If we consider that Logic is the sequence of events inclusive of the input, the message, and the outcome, then when we refer to Triggers we are talking about the specific moment - the singular event - that initiates a chain of events.
For example, flipping a light switch would be considered a trigger. Only once that action has taken place does the electricity get sent and the light turns on.
This would be the same if you think about lighting the fuse for some dynamite. Lighting the fuse is the action - the trigger - the fuse then carries the message, once that message is received the explosion is the outcome.
While this is an important step in creating a sequence of logic, it's also valuable to remember that the action is independent of the outcome. There could be other circumstances established between the action and the outcome, such as the wire being cut, or the fuse being put out, that would change how the outcome plays out.
What’s interesting here is that, if we add a layer of complexity to this relationship, the outcome could also be used as another trigger. For example, an explosion could also be what triggers another sequence of logic, such as destroying other objects, and that too could Trigger another outcome.

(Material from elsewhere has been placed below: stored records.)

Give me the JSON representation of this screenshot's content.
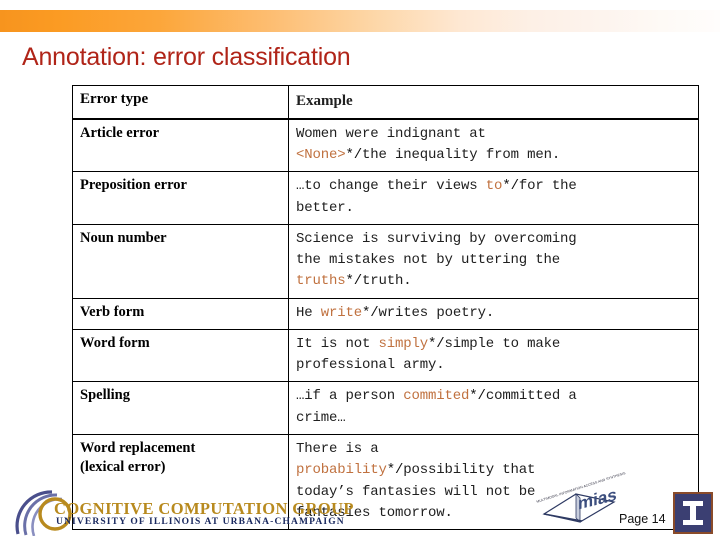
{
  "slide": {
    "title": "Annotation: error classification",
    "page_label": "Page 14",
    "accent_colors": {
      "title_red": "#B02418",
      "bar_orange": "#F7941E",
      "error_token": "#C0713F",
      "correction_token": "#3A49B8",
      "logo_gold": "#B88A1E",
      "logo_navy": "#1B2A60",
      "illinois_navy": "#3B3F72",
      "illinois_border": "#8A4B2A"
    }
  },
  "table": {
    "headers": {
      "type": "Error type",
      "example": "Example"
    },
    "rows": [
      {
        "type": "Article error",
        "type_line2": "",
        "example_plain": "Women were indignant at <None>*/the inequality from men.",
        "lines": [
          [
            {
              "t": "Women were indignant at",
              "c": "plain"
            }
          ],
          [
            {
              "t": "<None>",
              "c": "err"
            },
            {
              "t": "*/",
              "c": "sep"
            },
            {
              "t": "the",
              "c": "corr"
            },
            {
              "t": " inequality from men.",
              "c": "plain"
            }
          ]
        ]
      },
      {
        "type": "Preposition error",
        "type_line2": "",
        "example_plain": "…to change their views to*/for the better.",
        "lines": [
          [
            {
              "t": "…to change their views ",
              "c": "plain"
            },
            {
              "t": "to",
              "c": "err"
            },
            {
              "t": "*/",
              "c": "sep"
            },
            {
              "t": "for",
              "c": "corr"
            },
            {
              "t": " the",
              "c": "plain"
            }
          ],
          [
            {
              "t": "better.",
              "c": "plain"
            }
          ]
        ]
      },
      {
        "type": "Noun number",
        "type_line2": "",
        "example_plain": "Science is surviving by overcoming the mistakes not by uttering the truths*/truth.",
        "lines": [
          [
            {
              "t": "Science is surviving by overcoming",
              "c": "plain"
            }
          ],
          [
            {
              "t": "the mistakes not by uttering the",
              "c": "plain"
            }
          ],
          [
            {
              "t": "truths",
              "c": "err"
            },
            {
              "t": "*/",
              "c": "sep"
            },
            {
              "t": "truth",
              "c": "corr"
            },
            {
              "t": ".",
              "c": "plain"
            }
          ]
        ]
      },
      {
        "type": "Verb form",
        "type_line2": "",
        "example_plain": "He write*/writes poetry.",
        "lines": [
          [
            {
              "t": "He ",
              "c": "plain"
            },
            {
              "t": "write",
              "c": "err"
            },
            {
              "t": "*/",
              "c": "sep"
            },
            {
              "t": "writes",
              "c": "corr"
            },
            {
              "t": " poetry.",
              "c": "plain"
            }
          ]
        ]
      },
      {
        "type": "Word form",
        "type_line2": "",
        "example_plain": "It is not simply*/simple to make professional army.",
        "lines": [
          [
            {
              "t": "It is not ",
              "c": "plain"
            },
            {
              "t": "simply",
              "c": "err"
            },
            {
              "t": "*/",
              "c": "sep"
            },
            {
              "t": "simple",
              "c": "corr"
            },
            {
              "t": " to make",
              "c": "plain"
            }
          ],
          [
            {
              "t": "professional army.",
              "c": "plain"
            }
          ]
        ]
      },
      {
        "type": "Spelling",
        "type_line2": "",
        "example_plain": "…if a person commited*/committed a crime…",
        "lines": [
          [
            {
              "t": "…if a person ",
              "c": "plain"
            },
            {
              "t": "commited",
              "c": "err"
            },
            {
              "t": "*/",
              "c": "sep"
            },
            {
              "t": "committed",
              "c": "corr"
            },
            {
              "t": " a",
              "c": "plain"
            }
          ],
          [
            {
              "t": "crime…",
              "c": "plain"
            }
          ]
        ]
      },
      {
        "type": "Word replacement",
        "type_line2": "(lexical error)",
        "example_plain": "There is a probability*/possibility that today's fantasies will not be fantasies tomorrow.",
        "lines": [
          [
            {
              "t": "There is a",
              "c": "plain"
            }
          ],
          [
            {
              "t": "probability",
              "c": "err"
            },
            {
              "t": "*/",
              "c": "sep"
            },
            {
              "t": "possibility",
              "c": "corr"
            },
            {
              "t": " that",
              "c": "plain"
            }
          ],
          [
            {
              "t": "today’s fantasies will not be",
              "c": "plain"
            }
          ],
          [
            {
              "t": "fantasies tomorrow.",
              "c": "plain"
            }
          ]
        ]
      }
    ]
  },
  "footer": {
    "ccg_logo": {
      "line1": "COGNITIVE COMPUTATION GROUP",
      "line2": "UNIVERSITY OF ILLINOIS AT URBANA-CHAMPAIGN"
    },
    "mias_logo": {
      "wordmark": "mias",
      "tiny_text": "MULTIMODAL INFORMATION ACCESS AND SYNTHESIS"
    },
    "illinois_logo": {
      "name": "Illinois block I"
    }
  }
}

Keep this in mind as you continue your journey through the Game Maker. As you become more confident with how one action can lead to another, you’ll find you will be able to layer more complex connections on top of each other to achieve dynamic experiences.
The trigger is the action that leads to an outcome, and, in this case, we need to be aware of a few important sections in the Game Maker that allow us to define a Trigger, specifically understanding Tags and Messages.